I have often enjoyed and admired department store windows, especially during the holidays and thought that it would be enjoyable to create something fun and festive to share with passers by. This holiday I got my chance to compete with the likes of the Macy's, Sax and Neiman Marcus holiday window designers. Quent came up with the brilliant idea and it was my job to execute it.
Our story dates all the way back to 1952 when the Napa Toy Shop occupied the building that is now home to Quent Cordair Fine Art. For nearly 40 years, the Napa Toy Shop was a favorite desitnation for the local children, who according to toy shop owner Joyce Brown, would bring in their allowances to purchase their favorite toys.
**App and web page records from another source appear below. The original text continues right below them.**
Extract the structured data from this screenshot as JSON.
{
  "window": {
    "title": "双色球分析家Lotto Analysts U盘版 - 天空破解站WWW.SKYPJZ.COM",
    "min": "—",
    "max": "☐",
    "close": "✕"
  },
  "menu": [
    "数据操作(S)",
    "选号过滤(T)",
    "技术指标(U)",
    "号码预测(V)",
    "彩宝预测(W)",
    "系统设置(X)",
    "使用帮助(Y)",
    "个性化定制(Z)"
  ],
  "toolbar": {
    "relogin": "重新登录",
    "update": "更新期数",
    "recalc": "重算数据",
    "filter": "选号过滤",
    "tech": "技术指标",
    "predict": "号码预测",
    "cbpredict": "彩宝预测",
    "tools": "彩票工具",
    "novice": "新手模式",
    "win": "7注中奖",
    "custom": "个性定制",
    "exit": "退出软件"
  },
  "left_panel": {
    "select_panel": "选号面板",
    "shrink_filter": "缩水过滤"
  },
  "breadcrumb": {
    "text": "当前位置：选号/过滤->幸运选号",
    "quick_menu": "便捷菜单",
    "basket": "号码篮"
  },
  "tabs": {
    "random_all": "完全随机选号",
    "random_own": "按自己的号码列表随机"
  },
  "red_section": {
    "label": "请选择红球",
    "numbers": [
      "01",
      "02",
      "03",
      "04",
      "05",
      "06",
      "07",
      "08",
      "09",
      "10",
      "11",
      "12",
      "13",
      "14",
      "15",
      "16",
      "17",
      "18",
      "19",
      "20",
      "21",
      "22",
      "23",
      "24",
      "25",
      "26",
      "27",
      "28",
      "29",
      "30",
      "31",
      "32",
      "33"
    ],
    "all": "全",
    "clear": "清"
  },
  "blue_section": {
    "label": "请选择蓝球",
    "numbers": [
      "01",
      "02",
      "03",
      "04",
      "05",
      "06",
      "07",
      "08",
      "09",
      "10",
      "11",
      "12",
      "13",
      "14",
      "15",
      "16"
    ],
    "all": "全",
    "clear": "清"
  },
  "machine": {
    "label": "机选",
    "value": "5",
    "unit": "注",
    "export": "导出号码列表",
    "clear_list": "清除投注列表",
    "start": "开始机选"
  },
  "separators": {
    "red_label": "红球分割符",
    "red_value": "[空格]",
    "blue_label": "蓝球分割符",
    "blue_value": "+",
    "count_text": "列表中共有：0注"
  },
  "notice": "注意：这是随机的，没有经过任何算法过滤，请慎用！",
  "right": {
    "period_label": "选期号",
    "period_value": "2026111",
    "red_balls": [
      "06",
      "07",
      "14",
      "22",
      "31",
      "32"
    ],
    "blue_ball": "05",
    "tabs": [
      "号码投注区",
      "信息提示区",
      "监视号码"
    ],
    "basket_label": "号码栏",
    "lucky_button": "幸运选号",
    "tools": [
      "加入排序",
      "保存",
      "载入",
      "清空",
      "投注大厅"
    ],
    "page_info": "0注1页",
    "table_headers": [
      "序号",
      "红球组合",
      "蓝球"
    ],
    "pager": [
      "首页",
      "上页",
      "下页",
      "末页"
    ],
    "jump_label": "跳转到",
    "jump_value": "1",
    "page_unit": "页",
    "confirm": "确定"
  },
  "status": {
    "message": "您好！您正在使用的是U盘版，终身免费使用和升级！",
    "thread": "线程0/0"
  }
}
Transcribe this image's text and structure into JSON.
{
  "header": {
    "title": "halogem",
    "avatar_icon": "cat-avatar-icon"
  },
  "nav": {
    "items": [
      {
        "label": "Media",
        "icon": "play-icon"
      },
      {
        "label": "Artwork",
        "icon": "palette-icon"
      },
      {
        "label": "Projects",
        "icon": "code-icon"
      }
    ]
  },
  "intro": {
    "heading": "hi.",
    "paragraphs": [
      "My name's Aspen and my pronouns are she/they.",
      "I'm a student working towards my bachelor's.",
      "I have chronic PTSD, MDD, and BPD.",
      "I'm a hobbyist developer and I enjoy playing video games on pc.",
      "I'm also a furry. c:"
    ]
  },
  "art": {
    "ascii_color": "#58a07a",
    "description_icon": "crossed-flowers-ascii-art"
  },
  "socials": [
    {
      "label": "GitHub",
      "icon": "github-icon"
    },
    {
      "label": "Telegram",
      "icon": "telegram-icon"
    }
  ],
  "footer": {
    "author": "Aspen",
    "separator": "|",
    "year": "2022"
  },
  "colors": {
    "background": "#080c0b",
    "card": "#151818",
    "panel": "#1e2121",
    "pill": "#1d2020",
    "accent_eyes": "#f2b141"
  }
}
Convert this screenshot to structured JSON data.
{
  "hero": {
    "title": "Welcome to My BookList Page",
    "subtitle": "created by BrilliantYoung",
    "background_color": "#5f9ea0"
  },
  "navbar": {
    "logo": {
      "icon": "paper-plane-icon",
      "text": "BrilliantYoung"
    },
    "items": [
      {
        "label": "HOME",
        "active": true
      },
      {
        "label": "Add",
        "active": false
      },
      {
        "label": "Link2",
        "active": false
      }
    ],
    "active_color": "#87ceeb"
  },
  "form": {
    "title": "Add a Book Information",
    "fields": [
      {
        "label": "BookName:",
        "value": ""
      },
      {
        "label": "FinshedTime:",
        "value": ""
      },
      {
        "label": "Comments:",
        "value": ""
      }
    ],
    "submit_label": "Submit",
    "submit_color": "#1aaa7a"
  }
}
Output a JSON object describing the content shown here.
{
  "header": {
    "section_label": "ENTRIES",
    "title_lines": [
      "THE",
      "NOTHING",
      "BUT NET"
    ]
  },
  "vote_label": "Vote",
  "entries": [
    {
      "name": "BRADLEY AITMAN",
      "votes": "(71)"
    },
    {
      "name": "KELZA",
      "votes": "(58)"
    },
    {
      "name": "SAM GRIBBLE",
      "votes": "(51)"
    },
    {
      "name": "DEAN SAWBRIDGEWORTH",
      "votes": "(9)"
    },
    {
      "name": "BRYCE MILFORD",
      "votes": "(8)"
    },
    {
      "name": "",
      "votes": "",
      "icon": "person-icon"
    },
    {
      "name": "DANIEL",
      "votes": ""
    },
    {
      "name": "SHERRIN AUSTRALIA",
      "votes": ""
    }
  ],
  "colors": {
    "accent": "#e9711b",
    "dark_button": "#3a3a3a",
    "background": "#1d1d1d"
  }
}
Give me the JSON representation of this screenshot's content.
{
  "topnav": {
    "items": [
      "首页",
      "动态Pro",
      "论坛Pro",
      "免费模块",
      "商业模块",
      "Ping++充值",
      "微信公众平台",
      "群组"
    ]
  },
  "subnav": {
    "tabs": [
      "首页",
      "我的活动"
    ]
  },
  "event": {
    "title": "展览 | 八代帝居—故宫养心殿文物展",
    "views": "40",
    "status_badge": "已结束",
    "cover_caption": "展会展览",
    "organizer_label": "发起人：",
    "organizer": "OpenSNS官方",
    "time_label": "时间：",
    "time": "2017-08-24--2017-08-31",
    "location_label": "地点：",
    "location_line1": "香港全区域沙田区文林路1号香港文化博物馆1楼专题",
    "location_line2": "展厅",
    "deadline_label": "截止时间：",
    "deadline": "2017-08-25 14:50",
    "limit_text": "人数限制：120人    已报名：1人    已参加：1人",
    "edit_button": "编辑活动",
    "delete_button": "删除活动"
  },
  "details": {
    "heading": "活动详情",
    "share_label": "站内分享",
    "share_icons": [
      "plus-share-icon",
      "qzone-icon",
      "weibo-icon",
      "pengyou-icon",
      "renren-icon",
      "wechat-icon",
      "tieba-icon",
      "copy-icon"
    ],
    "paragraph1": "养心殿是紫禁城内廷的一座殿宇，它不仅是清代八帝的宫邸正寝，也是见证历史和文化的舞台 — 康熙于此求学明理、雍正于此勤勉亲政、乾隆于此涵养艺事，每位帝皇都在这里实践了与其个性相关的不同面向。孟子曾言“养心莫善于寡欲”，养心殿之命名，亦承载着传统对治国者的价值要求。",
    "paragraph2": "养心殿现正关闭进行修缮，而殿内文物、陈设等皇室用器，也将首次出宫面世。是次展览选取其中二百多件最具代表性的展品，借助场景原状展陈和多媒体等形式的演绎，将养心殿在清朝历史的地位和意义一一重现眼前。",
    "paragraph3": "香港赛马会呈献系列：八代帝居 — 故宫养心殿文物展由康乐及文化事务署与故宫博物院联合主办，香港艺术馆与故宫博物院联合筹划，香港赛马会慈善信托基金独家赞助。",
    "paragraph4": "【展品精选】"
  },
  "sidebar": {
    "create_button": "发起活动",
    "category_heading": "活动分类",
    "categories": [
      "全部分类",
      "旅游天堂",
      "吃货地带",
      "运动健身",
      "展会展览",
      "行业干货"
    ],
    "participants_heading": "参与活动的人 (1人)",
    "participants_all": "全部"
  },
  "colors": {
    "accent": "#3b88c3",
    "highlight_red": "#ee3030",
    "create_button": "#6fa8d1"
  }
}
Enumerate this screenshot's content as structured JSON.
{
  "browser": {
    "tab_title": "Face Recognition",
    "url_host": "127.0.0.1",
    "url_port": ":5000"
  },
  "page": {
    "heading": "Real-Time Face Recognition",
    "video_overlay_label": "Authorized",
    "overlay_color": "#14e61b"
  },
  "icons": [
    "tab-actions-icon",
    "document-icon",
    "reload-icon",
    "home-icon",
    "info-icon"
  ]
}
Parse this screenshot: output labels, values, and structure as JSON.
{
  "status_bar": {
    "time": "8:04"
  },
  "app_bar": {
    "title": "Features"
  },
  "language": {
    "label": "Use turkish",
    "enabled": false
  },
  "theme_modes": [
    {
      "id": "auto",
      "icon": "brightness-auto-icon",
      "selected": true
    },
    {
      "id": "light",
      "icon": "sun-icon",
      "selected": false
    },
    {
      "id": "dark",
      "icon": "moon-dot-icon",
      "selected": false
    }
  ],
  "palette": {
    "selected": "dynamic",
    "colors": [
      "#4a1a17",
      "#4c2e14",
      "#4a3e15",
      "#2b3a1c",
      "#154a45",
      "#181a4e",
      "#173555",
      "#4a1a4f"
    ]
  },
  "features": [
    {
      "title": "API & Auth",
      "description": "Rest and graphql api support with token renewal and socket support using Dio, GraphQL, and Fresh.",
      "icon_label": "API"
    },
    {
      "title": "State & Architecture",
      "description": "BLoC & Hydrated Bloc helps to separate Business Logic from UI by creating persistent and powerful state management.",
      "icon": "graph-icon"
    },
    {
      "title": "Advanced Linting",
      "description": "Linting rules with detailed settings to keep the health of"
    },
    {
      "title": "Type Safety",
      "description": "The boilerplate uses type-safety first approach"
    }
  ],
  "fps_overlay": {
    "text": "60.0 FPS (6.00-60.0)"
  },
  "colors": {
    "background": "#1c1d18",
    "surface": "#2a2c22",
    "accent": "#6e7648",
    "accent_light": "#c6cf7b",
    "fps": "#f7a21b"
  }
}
Each year, Napa parents purchased many items from Christmas wish lists that would later be found nestled under the family Christmas tree wrapped in the familiar Napa Toy Shop red and white striped wrapping paper.
Back in April of this year when we signed the new gallery lease and learned of the building's history, Quent suggested that we create a tribute to the Toy Shop as part of our holiday window display. In November we solicited Napans via word of mouth and the local newspaper to bring us toys that were purchased at the Napa Toy Shop to display in our holiday window. Much to our delight, the phone began to ring and the toys began to arrive from all over the Napa Valley. Mrs. Brown brought in some of the now famous wrapping paper and with some help from my assistants, Shawn and Kristen, we began to assemble our tribute to Christmases past. Toys dating from the early 50's through the early 90's were catalogued and taged with the owner's name and carefully displayed amongst the red and white striped boxes. The walls are decorated with Bryan Larsen's "There's Opportunity Here" and "Young Builder" prints and "Holiday" by Jerry Rough. Nestled amongst the toys is Karl Jensen's "Man of the Future" and Danielle Anjou's "Arielle" which has been adorned with a garland tiara.
Young and old can be seen enjoying the display. Some sharing memories of Christmas mornings past and some younger admirers making amusing inquiries like "where is the remote control" and "what, no batteries?" We have received a plethora of positive comments and thanks for our efforts. Only one little boy about four years old was very disppointed when upon entering the gallery he discovered that it was not a toy store after all.
If you'll be in our neighborhood before the new year, stop by and enjoy a trip down memory lane outside and then come inside for an uplifting treat of Romantic Realism. The toys will warm your heart and the beautiful art will surely fuel your spirit.
Happy Holidays from our family to yours! We wish you all the best in health and wealth for the coming year and beyond and as always, we look forward to earning your business.